NOVEMBER IS THE MONTH of remembrance and thanksgiving. It begins with the Feasts of All Saints (Nov. 1) and All Souls (Nov. 2), when Christians honor holy women and men. What does it mean to be holy? Too often, we think of holiness as an impossible task—we equate it with a scrupulous perfectionism none of us can attain. That is an easy, and spiritually immature, excuse not to ponder what holiness might mean for us. To be holy is to be one with God. As people of faith, we are all called to holiness. It is something that we grow into as we grow in our relationship with God, others, and ourselves.
The women and men whose names we sing in the Litany of the Saints (as well as the names of our loved ones who we might add to that litany) were not angels. They were humans, like you and me. However, we remember them because their lives witnessed to God’s loving presence in our midst. We, too, are called to witness to this grace.

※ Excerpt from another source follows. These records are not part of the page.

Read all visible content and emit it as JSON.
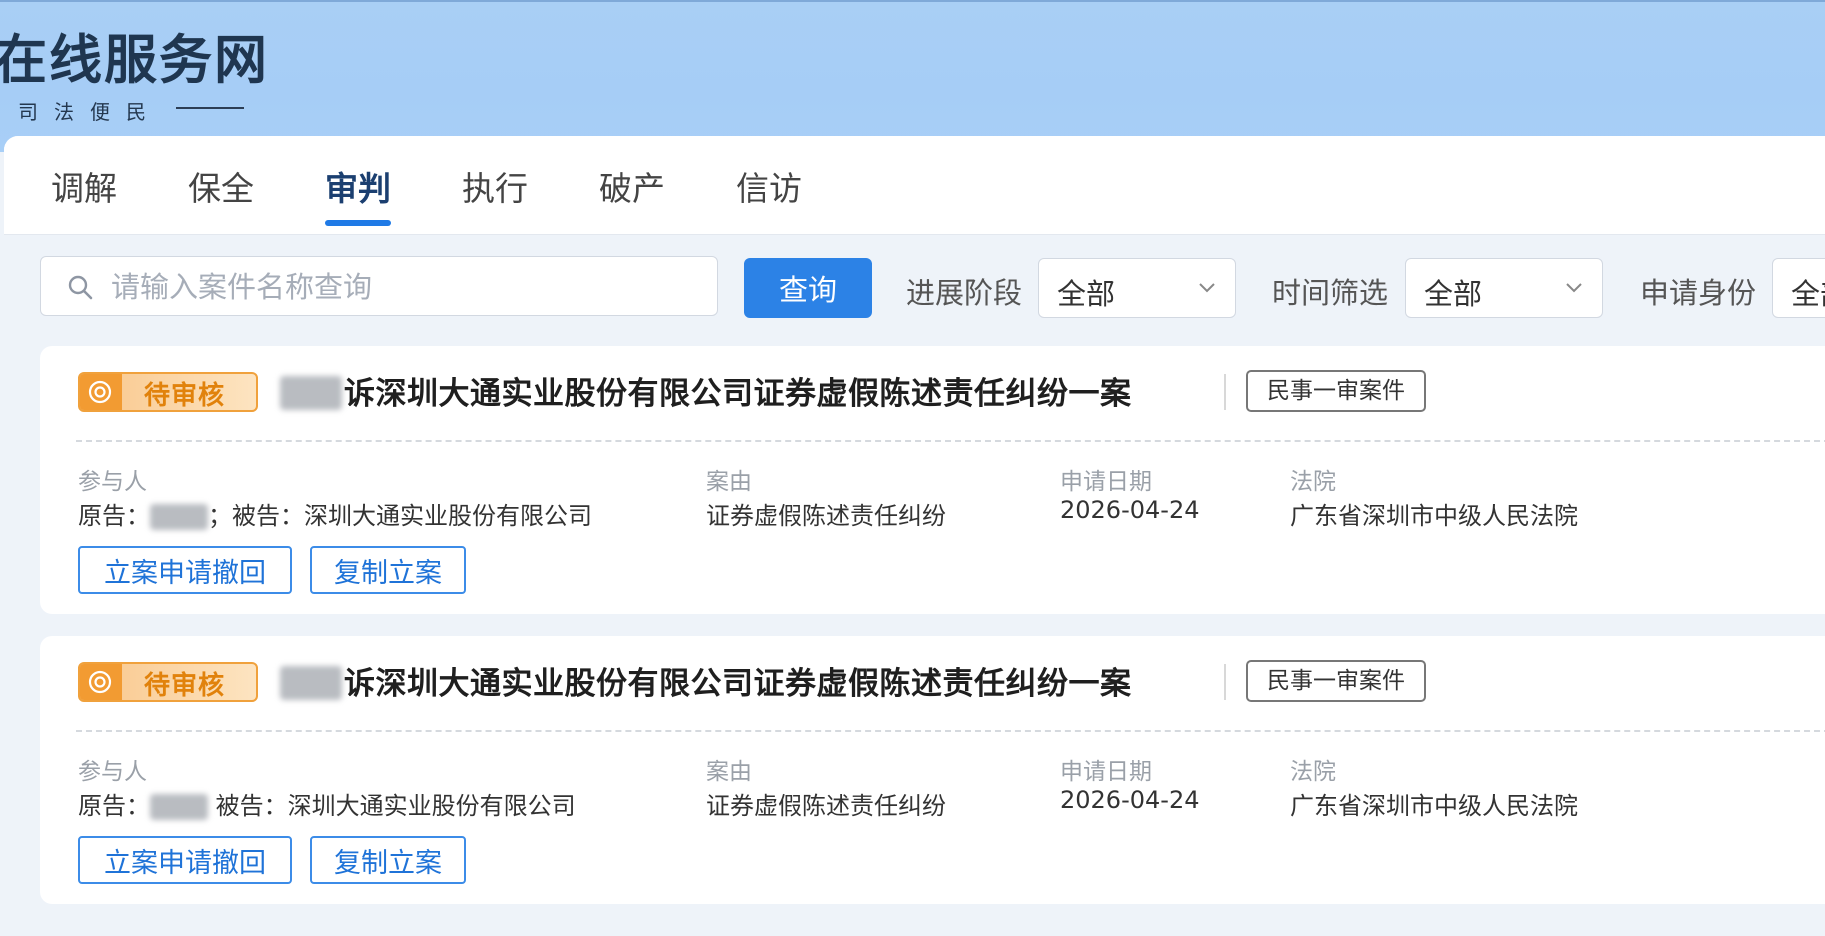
{
  "header": {
    "site_title": "在线服务网",
    "slogan": "司法便民"
  },
  "tabs": [
    {
      "label": "调解",
      "active": false
    },
    {
      "label": "保全",
      "active": false
    },
    {
      "label": "审判",
      "active": true
    },
    {
      "label": "执行",
      "active": false
    },
    {
      "label": "破产",
      "active": false
    },
    {
      "label": "信访",
      "active": false
    }
  ],
  "toolbar": {
    "search_placeholder": "请输入案件名称查询",
    "search_value": "",
    "query_label": "查询",
    "filters": [
      {
        "label": "进展阶段",
        "value": "全部"
      },
      {
        "label": "时间筛选",
        "value": "全部"
      },
      {
        "label": "申请身份",
        "value": "全部"
      }
    ]
  },
  "colors": {
    "accent": "#2c82e6",
    "pending": "#f29b32",
    "header_bg": "#a6cdf6"
  },
  "cases": [
    {
      "status": "待审核",
      "status_icon": "clock-icon",
      "title": "诉深圳大通实业股份有限公司证券虚假陈述责任纠纷一案",
      "type_tag": "民事一审案件",
      "fields": {
        "participants_label": "参与人",
        "plaintiff_label": "原告：",
        "defendant_text": "；被告：深圳大通实业股份有限公司",
        "cause_label": "案由",
        "cause_value": "证券虚假陈述责任纠纷",
        "date_label": "申请日期",
        "date_value": "2026-04-24",
        "court_label": "法院",
        "court_value": "广东省深圳市中级人民法院"
      },
      "actions": [
        "立案申请撤回",
        "复制立案"
      ]
    },
    {
      "status": "待审核",
      "status_icon": "clock-icon",
      "title": "诉深圳大通实业股份有限公司证券虚假陈述责任纠纷一案",
      "type_tag": "民事一审案件",
      "fields": {
        "participants_label": "参与人",
        "plaintiff_label": "原告：",
        "defendant_text": " 被告：深圳大通实业股份有限公司",
        "cause_label": "案由",
        "cause_value": "证券虚假陈述责任纠纷",
        "date_label": "申请日期",
        "date_value": "2026-04-24",
        "court_label": "法院",
        "court_value": "广东省深圳市中级人民法院"
      },
      "actions": [
        "立案申请撤回",
        "复制立案"
      ]
    }
  ]
}
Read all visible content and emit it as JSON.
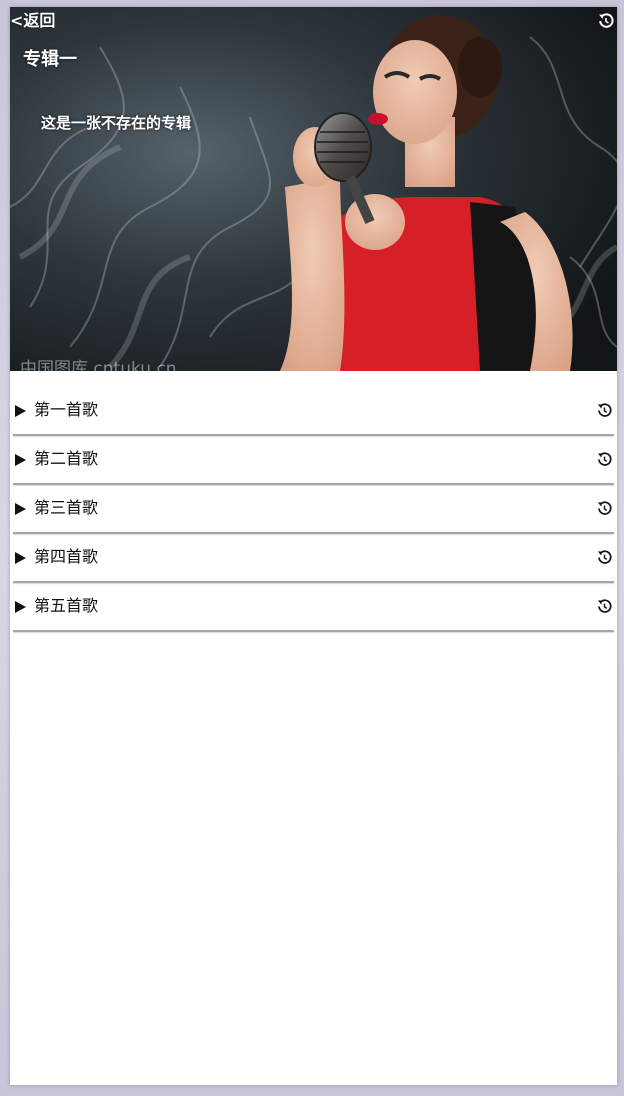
{
  "header": {
    "back_label": "<返回",
    "refresh_icon": "refresh-icon"
  },
  "album": {
    "title": "专辑一",
    "description": "这是一张不存在的专辑",
    "cover_watermark": "中国图库 cntuku.cn"
  },
  "songs": [
    {
      "name": "第一首歌"
    },
    {
      "name": "第二首歌"
    },
    {
      "name": "第三首歌"
    },
    {
      "name": "第四首歌"
    },
    {
      "name": "第五首歌"
    }
  ],
  "colors": {
    "dress": "#d61f26",
    "background_dark": "#1d2226",
    "divider": "#a6a6a6",
    "page_bg": "#ffffff"
  }
}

The readings for this month remind us that becoming holy will demand much of us. It requires that we “love the Lord our God with all our heart, and with all our soul, and with all our might” (Deuteronomy 6:5) and that we “love our neighbor as we love ourselves” (Mark 12:31). They also promise us that God “will show [us] the path of life” (Psalm 16:11) and “fullness of joy” as we tend to God’s “kin-dom.”
[ November 4 ]

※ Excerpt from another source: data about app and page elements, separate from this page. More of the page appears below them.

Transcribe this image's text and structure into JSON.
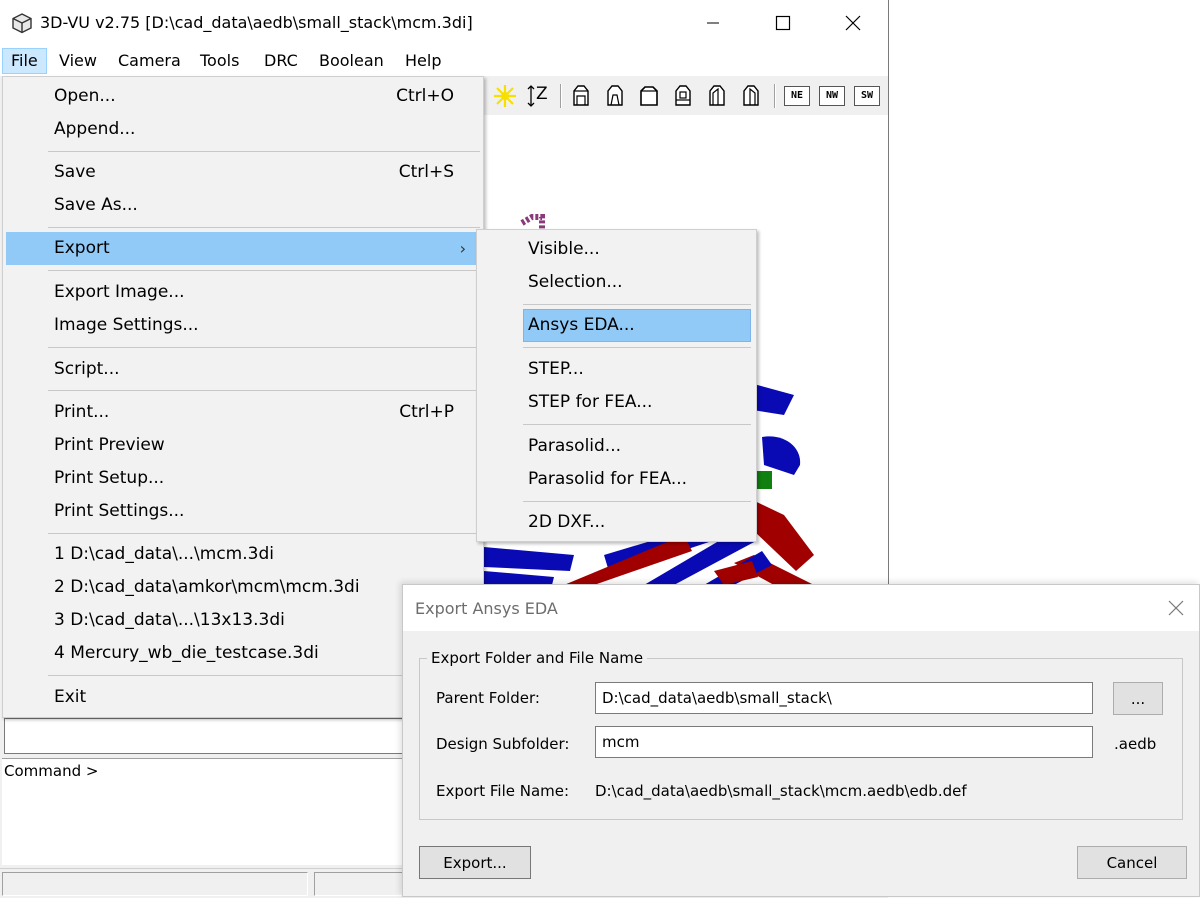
{
  "window": {
    "title": "3D-VU v2.75 [D:\\cad_data\\aedb\\small_stack\\mcm.3di]"
  },
  "menubar": {
    "items": [
      "File",
      "View",
      "Camera",
      "Tools",
      "DRC",
      "Boolean",
      "Help"
    ],
    "open_item": "File"
  },
  "toolbar": {
    "z_label": "Z",
    "view_labels": [
      "NE",
      "NW",
      "SW"
    ]
  },
  "file_menu": {
    "open": {
      "label": "Open...",
      "shortcut": "Ctrl+O"
    },
    "append": {
      "label": "Append..."
    },
    "save": {
      "label": "Save",
      "shortcut": "Ctrl+S"
    },
    "save_as": {
      "label": "Save As..."
    },
    "export": {
      "label": "Export"
    },
    "export_image": {
      "label": "Export Image..."
    },
    "image_settings": {
      "label": "Image Settings..."
    },
    "script": {
      "label": "Script..."
    },
    "print": {
      "label": "Print...",
      "shortcut": "Ctrl+P"
    },
    "print_preview": {
      "label": "Print Preview"
    },
    "print_setup": {
      "label": "Print Setup..."
    },
    "print_settings": {
      "label": "Print Settings..."
    },
    "recent": [
      "1 D:\\cad_data\\...\\mcm.3di",
      "2 D:\\cad_data\\amkor\\mcm\\mcm.3di",
      "3 D:\\cad_data\\...\\13x13.3di",
      "4 Mercury_wb_die_testcase.3di"
    ],
    "exit": {
      "label": "Exit"
    }
  },
  "export_submenu": {
    "visible": "Visible...",
    "selection": "Selection...",
    "ansys_eda": "Ansys EDA...",
    "step": "STEP...",
    "step_fea": "STEP for FEA...",
    "parasolid": "Parasolid...",
    "parasolid_fea": "Parasolid for FEA...",
    "dxf_2d": "2D DXF..."
  },
  "command": {
    "prompt": "Command >",
    "value": ""
  },
  "dialog": {
    "title": "Export Ansys EDA",
    "group_title": "Export Folder and File Name",
    "parent_folder_label": "Parent Folder:",
    "parent_folder_value": "D:\\cad_data\\aedb\\small_stack\\",
    "browse_label": "...",
    "design_subfolder_label": "Design Subfolder:",
    "design_subfolder_value": "mcm",
    "suffix": ".aedb",
    "export_file_name_label": "Export File Name:",
    "export_file_name_value": "D:\\cad_data\\aedb\\small_stack\\mcm.aedb\\edb.def",
    "export_button": "Export...",
    "cancel_button": "Cancel"
  },
  "colors": {
    "menu_highlight": "#91c9f7",
    "menubar_open": "#cce8ff",
    "trace_blue": "#0a0ab4",
    "trace_red": "#a00000",
    "trace_green": "#108010",
    "trace_purple": "#8a3a7a",
    "toolbar_star": "#f7e000"
  }
}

Beware Shiny Gods
Deuteronomy 6:1-9; Psalm 119:1-8; Hebrews 9:11-14; Mark 12:28-34
OUR READINGS begin with the words of the Jewish Shema: “Hear, O Israel: The Lord is our God, the Lord is one. You shall love the Lord your God with all your heart, and with all your soul, and with all your might” (Deuteronomy 6:4-5). Immediately, the scripture reminds us that God is to be the center of our lives. But how do we make God the center of our lives? In a world where distractions abound—where there is always some new and shiny god being launched for the low, low price of $29.99 per month—how do we love God with all our hearts, souls, and might? While the shiny false gods might be easy to identify and avoid, how do we genuinely attend to the variety of “competing goods” (as my colleague the ethicist calls them) in our lives? How do we balance time for prayer with time for family, friends, ministry, work, and self-care?
In Mark’s gospel, Jesus adds on to the Shema, stating that the second great commandment is to “love your neighbor as yourself” (Mark 12:31). Perhaps this is a clue as to how we can make God the center of our lives while also attending to our competing goods: Namely, we can see that God is always already at the center of those goods. After all, God is what makes them good! This does not mean that we do not commit to the discipline of prayer, but it does mean that the overall goal of prayer is to make us aware of the ever-present God in our midst. Imagine: What would that Monday morning board meeting look like if we really believed that God was present there? How about those 3 a.m. newborn feedings and endless diaper changes? Or that friend going through a divorce who just needs someone to listen? What if we really saw each of those moments, each of those people, as encounters with the living God? Perhaps then we might be able to say, “I am loving the Lord my God with all my heart, all my soul, and all my might. And I am loving my neighbor as myself.”